_What to produce_
Where an image appears in the data, omit it and reproduce the rest exactly.

_Recorded data_

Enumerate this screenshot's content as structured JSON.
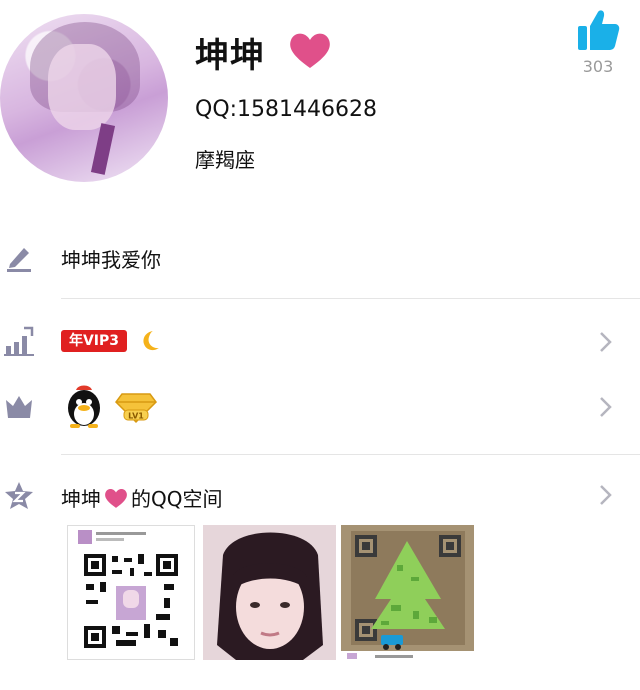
{
  "profile": {
    "name": "坤坤",
    "qq": "QQ:1581446628",
    "zodiac": "摩羯座"
  },
  "like": {
    "count": "303"
  },
  "rows": {
    "signature": "坤坤我爱你",
    "vip_badge": "年VIP3",
    "space_title_prefix": "坤坤",
    "space_title_suffix": "的QQ空间"
  },
  "colors": {
    "accent_blue": "#1ab0e8",
    "heart_pink": "#e0508a",
    "vip_red": "#e02020"
  },
  "icons": {
    "signature": "pencil-icon",
    "vip": "rising-bars-icon",
    "level": "crown-icon",
    "space": "star-z-icon"
  }
}
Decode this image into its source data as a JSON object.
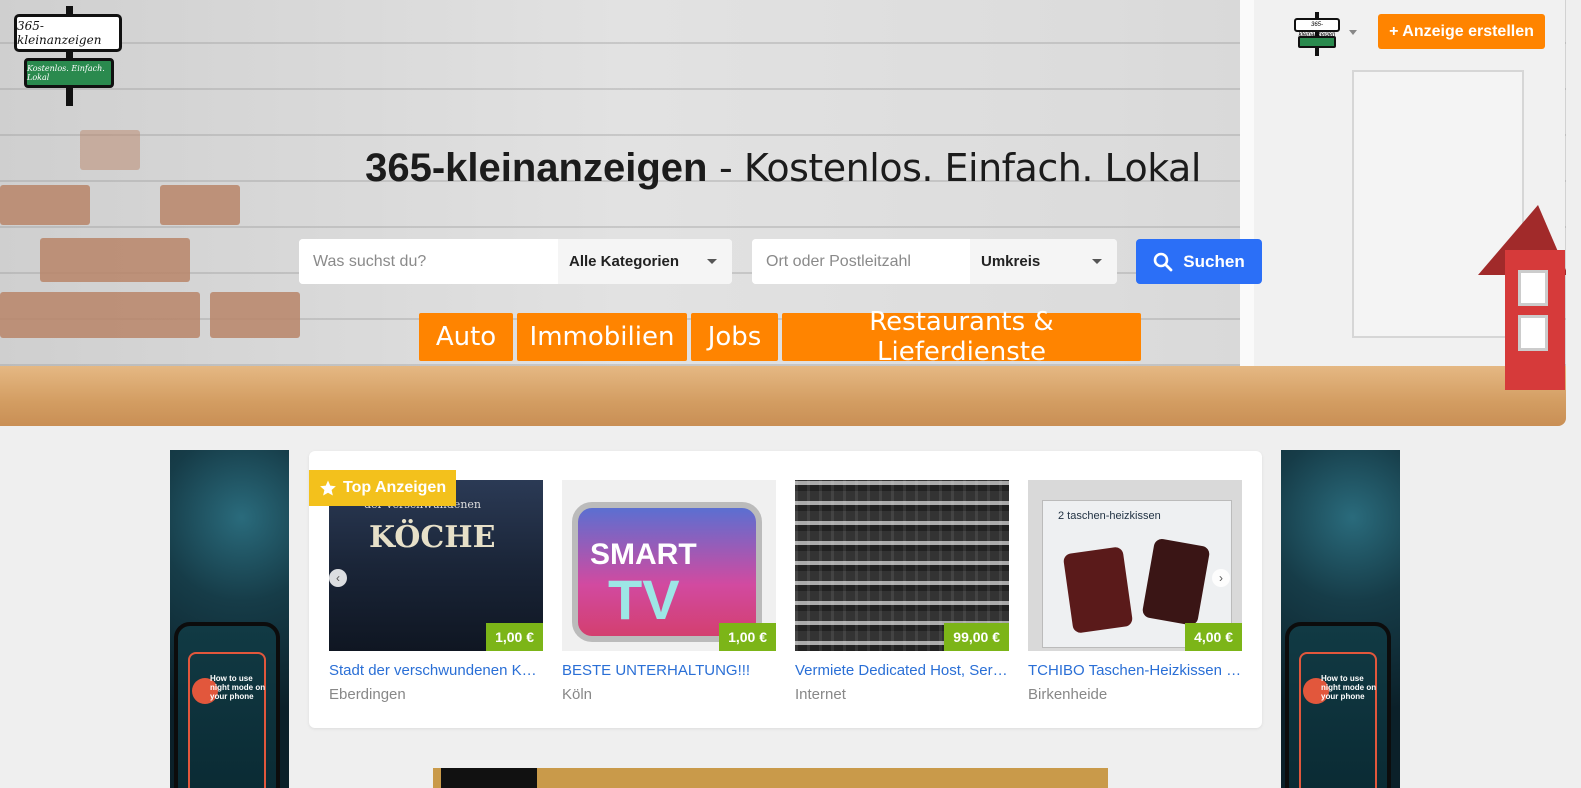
{
  "logo": {
    "line1": "365-kleinanzeigen",
    "line2": "Kostenlos. Einfach. Lokal"
  },
  "header": {
    "create_button": "+ Anzeige erstellen",
    "avatar_text": "365-kleinanzeigen"
  },
  "hero": {
    "title_bold": "365-kleinanzeigen",
    "title_rest": " - Kostenlos. Einfach. Lokal"
  },
  "search": {
    "query_placeholder": "Was suchst du?",
    "category_value": "Alle Kategorien",
    "location_placeholder": "Ort oder Postleitzahl",
    "radius_value": "Umkreis",
    "submit_label": "Suchen"
  },
  "categories": [
    "Auto",
    "Immobilien",
    "Jobs",
    "Restaurants & Lieferdienste"
  ],
  "top_ads": {
    "badge": "Top Anzeigen",
    "items": [
      {
        "title": "Stadt der verschwundenen Köche",
        "location": "Eberdingen",
        "price": "1,00 €",
        "image_text": "der verschwundenen",
        "image_text2": "KÖCHE"
      },
      {
        "title": "BESTE UNTERHALTUNG!!!",
        "location": "Köln",
        "price": "1,00 €",
        "image_text": "SMART",
        "image_text2": "TV"
      },
      {
        "title": "Vermiete Dedicated Host, Server...",
        "location": "Internet",
        "price": "99,00 €"
      },
      {
        "title": "TCHIBO Taschen-Heizkissen - po...",
        "location": "Birkenheide",
        "price": "4,00 €",
        "image_text": "2 taschen-heizkissen"
      }
    ]
  },
  "side_ad": {
    "text": "How to use night mode on your phone"
  },
  "colors": {
    "accent": "#ff8400",
    "primary": "#2b6ff7",
    "price": "#7cb518",
    "badge": "#f3c11c",
    "link": "#2a6fd6"
  },
  "icons": {
    "search": "search-icon",
    "star": "star-icon",
    "prev": "chevron-left-icon",
    "next": "chevron-right-icon"
  }
}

_Exercise result_
Enumerate this screenshot's content as structured JSON.
{
  "profile": {
    "name": "坤坤",
    "qq": "QQ:1581446628",
    "zodiac": "摩羯座"
  },
  "like": {
    "count": "303"
  },
  "rows": {
    "signature": "坤坤我爱你",
    "vip_badge": "年VIP3",
    "space_title_prefix": "坤坤",
    "space_title_suffix": "的QQ空间"
  },
  "colors": {
    "accent_blue": "#1ab0e8",
    "heart_pink": "#e0508a",
    "vip_red": "#e02020"
  },
  "icons": {
    "signature": "pencil-icon",
    "vip": "rising-bars-icon",
    "level": "crown-icon",
    "space": "star-z-icon"
  }
}
Decode this image into its source data as a JSON object.
{
  "logo": {
    "line1": "365-kleinanzeigen",
    "line2": "Kostenlos. Einfach. Lokal"
  },
  "header": {
    "create_button": "+ Anzeige erstellen",
    "avatar_text": "365-kleinanzeigen"
  },
  "hero": {
    "title_bold": "365-kleinanzeigen",
    "title_rest": " - Kostenlos. Einfach. Lokal"
  },
  "search": {
    "query_placeholder": "Was suchst du?",
    "category_value": "Alle Kategorien",
    "location_placeholder": "Ort oder Postleitzahl",
    "radius_value": "Umkreis",
    "submit_label": "Suchen"
  },
  "categories": [
    "Auto",
    "Immobilien",
    "Jobs",
    "Restaurants & Lieferdienste"
  ],
  "top_ads": {
    "badge": "Top Anzeigen",
    "items": [
      {
        "title": "Stadt der verschwundenen Köche",
        "location": "Eberdingen",
        "price": "1,00 €",
        "image_text": "der verschwundenen",
        "image_text2": "KÖCHE"
      },
      {
        "title": "BESTE UNTERHALTUNG!!!",
        "location": "Köln",
        "price": "1,00 €",
        "image_text": "SMART",
        "image_text2": "TV"
      },
      {
        "title": "Vermiete Dedicated Host, Server...",
        "location": "Internet",
        "price": "99,00 €"
      },
      {
        "title": "TCHIBO Taschen-Heizkissen - po...",
        "location": "Birkenheide",
        "price": "4,00 €",
        "image_text": "2 taschen-heizkissen"
      }
    ]
  },
  "side_ad": {
    "text": "How to use night mode on your phone"
  },
  "colors": {
    "accent": "#ff8400",
    "primary": "#2b6ff7",
    "price": "#7cb518",
    "badge": "#f3c11c",
    "link": "#2a6fd6"
  },
  "icons": {
    "search": "search-icon",
    "star": "star-icon",
    "prev": "chevron-left-icon",
    "next": "chevron-right-icon"
  }
}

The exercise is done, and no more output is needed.